Sure, it might get a bit cheesy, especially towards the album’s later half, and I’m not quite sure what to think about the closing lapse into glitchy electronics, but the downsides do little to compromise an otherwise great experience. Equal parts melancholic, beautiful, dark, quirky, and danceable, Pandora’s Pinata is one of the year’s biggest surprises.
2. Death Grips – No Love Deep Web
If you keep up with the music industry to any extent, the fact that Death Grips should show up on yet another ‘2012’ list shouldn’t come as a surprise. At risk of descending into Pitchfork-esque hyperbole and snobbery, the Sacramento-based trio were guaranteed to show up on lists like these from the moment the second track off The Money Store – ‘The Fever (Aye Aye)’ – released in March.
I’m aware that most would place their bets on The Money Store as Death Grip’s best album, but strangely, I’ve found a lot more of worth in its follow-up, No Love Deep Web. Released against the wishes of their label, Epic Records this October and resulting in their subsequent departure from the company, No Love Deep Web arrived out of nowhere and stole my heart. In my opinion a more cohesive whole than The Money Store, front man MC Ride descends into feverish wailing here, and packs a punch that better resembles the anger on display in the group’s 2011 Exmilitary EP; accompanied by stripped down synths and samples that allow him the space he needs to shine.
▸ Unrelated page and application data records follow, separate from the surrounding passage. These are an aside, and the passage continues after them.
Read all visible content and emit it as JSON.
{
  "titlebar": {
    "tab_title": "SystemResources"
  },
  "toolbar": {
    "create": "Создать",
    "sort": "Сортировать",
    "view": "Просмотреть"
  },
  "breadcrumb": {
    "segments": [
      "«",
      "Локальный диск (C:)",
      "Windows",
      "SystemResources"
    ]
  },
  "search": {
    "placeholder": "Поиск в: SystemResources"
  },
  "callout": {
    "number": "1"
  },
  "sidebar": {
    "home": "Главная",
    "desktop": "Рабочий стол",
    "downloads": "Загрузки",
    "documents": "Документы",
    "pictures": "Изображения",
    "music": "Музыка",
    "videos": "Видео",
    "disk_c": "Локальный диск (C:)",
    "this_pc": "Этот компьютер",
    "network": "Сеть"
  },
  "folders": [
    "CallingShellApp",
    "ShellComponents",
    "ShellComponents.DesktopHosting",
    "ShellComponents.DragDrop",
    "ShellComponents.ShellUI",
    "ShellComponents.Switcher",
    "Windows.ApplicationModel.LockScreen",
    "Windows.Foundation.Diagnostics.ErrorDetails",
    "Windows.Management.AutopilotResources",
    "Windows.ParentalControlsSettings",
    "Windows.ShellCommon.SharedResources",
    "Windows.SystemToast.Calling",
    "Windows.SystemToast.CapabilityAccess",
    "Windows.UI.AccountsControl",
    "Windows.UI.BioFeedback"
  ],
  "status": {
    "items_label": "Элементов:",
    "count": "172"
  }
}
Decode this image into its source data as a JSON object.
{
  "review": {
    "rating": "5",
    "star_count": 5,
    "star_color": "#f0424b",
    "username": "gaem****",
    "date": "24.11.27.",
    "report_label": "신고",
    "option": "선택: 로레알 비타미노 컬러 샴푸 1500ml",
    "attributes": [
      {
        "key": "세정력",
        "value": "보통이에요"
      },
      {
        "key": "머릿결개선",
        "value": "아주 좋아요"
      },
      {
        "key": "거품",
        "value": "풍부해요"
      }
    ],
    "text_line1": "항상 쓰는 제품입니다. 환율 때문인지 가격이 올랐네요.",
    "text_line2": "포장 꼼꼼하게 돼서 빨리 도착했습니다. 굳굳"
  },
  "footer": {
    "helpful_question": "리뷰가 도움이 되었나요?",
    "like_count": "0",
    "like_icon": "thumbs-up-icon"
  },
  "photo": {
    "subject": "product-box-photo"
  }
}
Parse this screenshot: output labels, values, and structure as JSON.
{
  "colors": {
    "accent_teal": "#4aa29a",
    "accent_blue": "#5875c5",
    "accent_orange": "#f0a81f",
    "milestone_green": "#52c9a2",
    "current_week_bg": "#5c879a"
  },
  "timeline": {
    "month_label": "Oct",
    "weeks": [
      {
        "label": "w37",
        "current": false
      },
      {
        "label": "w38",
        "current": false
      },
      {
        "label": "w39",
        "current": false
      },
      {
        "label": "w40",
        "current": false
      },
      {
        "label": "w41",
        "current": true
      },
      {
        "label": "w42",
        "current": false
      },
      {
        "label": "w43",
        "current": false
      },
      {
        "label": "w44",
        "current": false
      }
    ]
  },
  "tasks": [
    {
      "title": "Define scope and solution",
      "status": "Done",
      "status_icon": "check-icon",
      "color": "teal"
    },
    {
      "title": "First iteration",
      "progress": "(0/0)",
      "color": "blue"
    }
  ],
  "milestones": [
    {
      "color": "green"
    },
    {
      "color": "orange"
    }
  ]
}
The sheer atmosphere of sleaze and contempt breathing through tracks like ‘Deep Web’ and ‘Lock Your Doors’ is enough for me to declare myself a fan, without even taking into consideration the lyrics’ unique, semi-poetical approach to the internet age.
No Love Deep Web is abrasive, maybe even simplistic, and yet as a whole it demonstrates itself to be paradoxically intelligent and layered – heck, even scary.
Minimalist, chaotic, terrifying – and that’s only the cover art.
1. Converge – All We Love We Leave Behind
My personal favourite of the year, All We Love We Leave Behind seems stripped-down compared to Converge’s prior work this decade, a statement that would serve as a death knell for most other groups. Here, however, the slower pace is welcomed – embraced, even. All We Love We Leave Behind is an album length ‘time-out’ that proves just as valuable to the listener as to the band. Sure, there are still hardcore belters strewn throughout, perhaps most notably the brutal closer, ‘Predatory Glow’, but the bare, more introspective moments are where this album shines. ‘Coral Blue’, for example, slows things down to a relative crawl, and proves once and for all that it’s not just about speed – Converge have a style and sound all to themselves, regardless of how many decibels the music is played at or what tempo; and I get the feeling that Converge themselves only recently figured this out.
As a result, All We Love We Leave Behind seems to be a celebration of the band’s development – a concise love letter to the old and new following more than twenty years making music. There’s little I can say to recommend it – no single feature or song that stands out as the album’s defining moment – the whole thing simply shines as the result of the group’s collective experience in the industry; a well-aged bottle of hardcore, if you will; more intoxicating than ever before.
Sometimes, that’s all it takes.